Mentorship is invaluable in the field of UX, providing opportunities for both personal and professional growth. Whether you're seeking guidance from experienced mentors or sharing your own knowledge with mentees, mentorship fosters a culture of learning and development within the UX community. By investing in mentorship, you can gain valuable insights, expand your skill set, and build meaningful connections with others in the industry. Remember that mentorship is a two-way street, and both mentors and mentees have much to gain from the exchange of knowledge and experience.


12. Collaborate across disciplines and business units: business, marketing, sales, IT, etc. Many complex UX solutions require cross-functional thinking.

Effective UX often requires collaboration across diverse disciplines and business units. Working closely with stakeholders from areas such as business, marketing, sales, operations, and IT, can help to gain a holistic understanding of user needs and business objectives.

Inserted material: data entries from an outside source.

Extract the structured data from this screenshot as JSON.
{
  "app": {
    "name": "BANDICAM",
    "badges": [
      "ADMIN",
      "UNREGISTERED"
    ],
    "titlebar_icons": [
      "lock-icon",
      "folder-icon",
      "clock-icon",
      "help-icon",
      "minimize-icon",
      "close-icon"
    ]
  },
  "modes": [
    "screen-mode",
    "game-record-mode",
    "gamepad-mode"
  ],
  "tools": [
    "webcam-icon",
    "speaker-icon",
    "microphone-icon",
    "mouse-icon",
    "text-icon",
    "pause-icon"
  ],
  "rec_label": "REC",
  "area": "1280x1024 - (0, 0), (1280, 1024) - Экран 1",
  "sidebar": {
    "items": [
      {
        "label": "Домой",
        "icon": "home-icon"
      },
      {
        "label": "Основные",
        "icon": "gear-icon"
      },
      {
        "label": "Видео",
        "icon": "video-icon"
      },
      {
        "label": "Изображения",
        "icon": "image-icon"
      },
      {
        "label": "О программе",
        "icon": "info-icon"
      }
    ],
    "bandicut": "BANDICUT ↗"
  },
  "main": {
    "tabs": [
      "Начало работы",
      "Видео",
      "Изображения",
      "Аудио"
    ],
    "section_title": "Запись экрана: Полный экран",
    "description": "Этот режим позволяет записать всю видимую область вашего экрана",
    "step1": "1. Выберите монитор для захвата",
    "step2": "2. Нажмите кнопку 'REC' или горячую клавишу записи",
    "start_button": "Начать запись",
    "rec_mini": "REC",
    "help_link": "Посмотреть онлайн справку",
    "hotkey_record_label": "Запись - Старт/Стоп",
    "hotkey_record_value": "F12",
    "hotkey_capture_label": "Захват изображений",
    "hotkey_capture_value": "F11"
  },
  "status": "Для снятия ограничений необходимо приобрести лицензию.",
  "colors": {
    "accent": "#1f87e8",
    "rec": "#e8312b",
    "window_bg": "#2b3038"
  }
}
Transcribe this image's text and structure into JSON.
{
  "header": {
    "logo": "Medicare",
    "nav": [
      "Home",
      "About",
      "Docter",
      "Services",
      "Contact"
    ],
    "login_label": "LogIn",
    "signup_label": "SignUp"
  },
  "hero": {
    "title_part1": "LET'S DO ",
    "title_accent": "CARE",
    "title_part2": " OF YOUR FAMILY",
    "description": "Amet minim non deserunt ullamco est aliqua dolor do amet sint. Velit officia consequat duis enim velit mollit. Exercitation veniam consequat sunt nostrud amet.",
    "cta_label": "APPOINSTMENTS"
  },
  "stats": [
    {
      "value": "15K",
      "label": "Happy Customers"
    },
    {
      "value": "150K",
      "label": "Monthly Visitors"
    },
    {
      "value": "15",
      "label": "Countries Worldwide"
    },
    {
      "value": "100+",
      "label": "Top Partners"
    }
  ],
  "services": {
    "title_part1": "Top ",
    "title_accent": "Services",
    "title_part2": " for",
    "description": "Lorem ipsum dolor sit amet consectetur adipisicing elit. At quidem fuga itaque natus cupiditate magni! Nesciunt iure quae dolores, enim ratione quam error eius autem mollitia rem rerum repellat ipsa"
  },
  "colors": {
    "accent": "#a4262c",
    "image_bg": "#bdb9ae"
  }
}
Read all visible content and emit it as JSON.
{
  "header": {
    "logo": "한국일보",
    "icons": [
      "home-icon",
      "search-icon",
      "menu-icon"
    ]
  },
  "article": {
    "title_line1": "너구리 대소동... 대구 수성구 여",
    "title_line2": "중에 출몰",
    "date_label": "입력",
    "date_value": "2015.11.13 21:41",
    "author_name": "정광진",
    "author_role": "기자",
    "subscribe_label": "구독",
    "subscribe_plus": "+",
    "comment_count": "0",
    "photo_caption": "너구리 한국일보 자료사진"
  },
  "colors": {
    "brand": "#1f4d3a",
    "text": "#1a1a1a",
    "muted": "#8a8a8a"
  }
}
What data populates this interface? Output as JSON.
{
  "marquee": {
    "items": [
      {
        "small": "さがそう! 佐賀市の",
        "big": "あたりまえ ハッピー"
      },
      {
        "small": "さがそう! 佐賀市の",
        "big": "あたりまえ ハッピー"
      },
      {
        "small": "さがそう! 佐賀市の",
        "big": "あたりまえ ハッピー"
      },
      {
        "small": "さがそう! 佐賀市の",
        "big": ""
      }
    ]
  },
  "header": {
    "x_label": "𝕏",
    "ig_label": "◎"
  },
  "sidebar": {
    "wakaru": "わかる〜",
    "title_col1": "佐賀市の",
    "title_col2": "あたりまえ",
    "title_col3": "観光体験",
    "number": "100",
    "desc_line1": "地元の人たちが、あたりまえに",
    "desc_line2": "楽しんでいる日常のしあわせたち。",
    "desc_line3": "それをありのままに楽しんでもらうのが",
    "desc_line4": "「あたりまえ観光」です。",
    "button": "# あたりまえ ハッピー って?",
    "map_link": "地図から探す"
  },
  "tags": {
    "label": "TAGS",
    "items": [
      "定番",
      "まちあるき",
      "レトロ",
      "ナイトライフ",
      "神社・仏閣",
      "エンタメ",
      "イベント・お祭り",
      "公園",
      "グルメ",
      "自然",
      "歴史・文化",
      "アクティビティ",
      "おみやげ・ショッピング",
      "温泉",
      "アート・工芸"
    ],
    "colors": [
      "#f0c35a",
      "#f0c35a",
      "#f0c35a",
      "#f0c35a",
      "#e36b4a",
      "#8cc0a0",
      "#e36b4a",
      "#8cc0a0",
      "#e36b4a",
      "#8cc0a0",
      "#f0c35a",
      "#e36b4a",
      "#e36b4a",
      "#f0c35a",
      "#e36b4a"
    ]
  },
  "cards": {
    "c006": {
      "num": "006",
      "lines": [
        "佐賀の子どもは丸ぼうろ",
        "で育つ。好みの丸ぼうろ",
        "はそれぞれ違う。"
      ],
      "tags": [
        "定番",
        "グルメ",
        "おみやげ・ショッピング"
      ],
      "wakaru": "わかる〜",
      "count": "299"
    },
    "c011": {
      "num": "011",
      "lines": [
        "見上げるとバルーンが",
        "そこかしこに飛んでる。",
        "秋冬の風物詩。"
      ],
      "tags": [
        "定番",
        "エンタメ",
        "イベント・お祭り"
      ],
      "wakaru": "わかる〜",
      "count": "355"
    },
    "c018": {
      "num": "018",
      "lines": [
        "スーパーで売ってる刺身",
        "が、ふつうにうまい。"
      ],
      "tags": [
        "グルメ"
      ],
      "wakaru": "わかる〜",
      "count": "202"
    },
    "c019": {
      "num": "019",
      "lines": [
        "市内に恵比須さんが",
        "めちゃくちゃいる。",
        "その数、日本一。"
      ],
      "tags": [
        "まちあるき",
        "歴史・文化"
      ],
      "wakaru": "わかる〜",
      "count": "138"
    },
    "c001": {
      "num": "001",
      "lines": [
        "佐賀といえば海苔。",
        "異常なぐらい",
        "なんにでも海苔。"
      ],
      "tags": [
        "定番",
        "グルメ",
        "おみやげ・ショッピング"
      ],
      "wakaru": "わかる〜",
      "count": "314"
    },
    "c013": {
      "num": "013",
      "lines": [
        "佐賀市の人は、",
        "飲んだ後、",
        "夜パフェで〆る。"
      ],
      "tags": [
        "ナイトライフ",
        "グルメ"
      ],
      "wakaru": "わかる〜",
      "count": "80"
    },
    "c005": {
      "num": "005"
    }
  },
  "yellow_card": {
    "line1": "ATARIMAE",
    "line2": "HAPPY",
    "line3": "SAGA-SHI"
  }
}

Foster open communication and collaboration, breaking down silos and leveraging the expertise of cross-functional teams to create comprehensive and impactful UX solutions.  

Undoubtedly, the road to mastery in UX can be long and arduous, marked by twists, turns, and unexpected obstacles along the way. Yet, for those who are passionate about the industry, every step of the journey is infused with purpose and meaning. Ultimately, the ability to shape the way people interact with technology and each other is a profound privilege—one that carries with it the potential to make a tangible difference in the lives of individuals and communities worldwide.

So, as we continue to push the boundaries of possibility in UX, let us do so with unwavering dedication, boundless creativity, and a relentless commitment to putting the needs of users front and center. For in the end, it's not just about crafting great experiences—it's about harnessing the power of design to enrich lives, foster inclusion, and pave the way toward a brighter, more human-centered future. 

Stay tuned for Part 2 of UX Insights.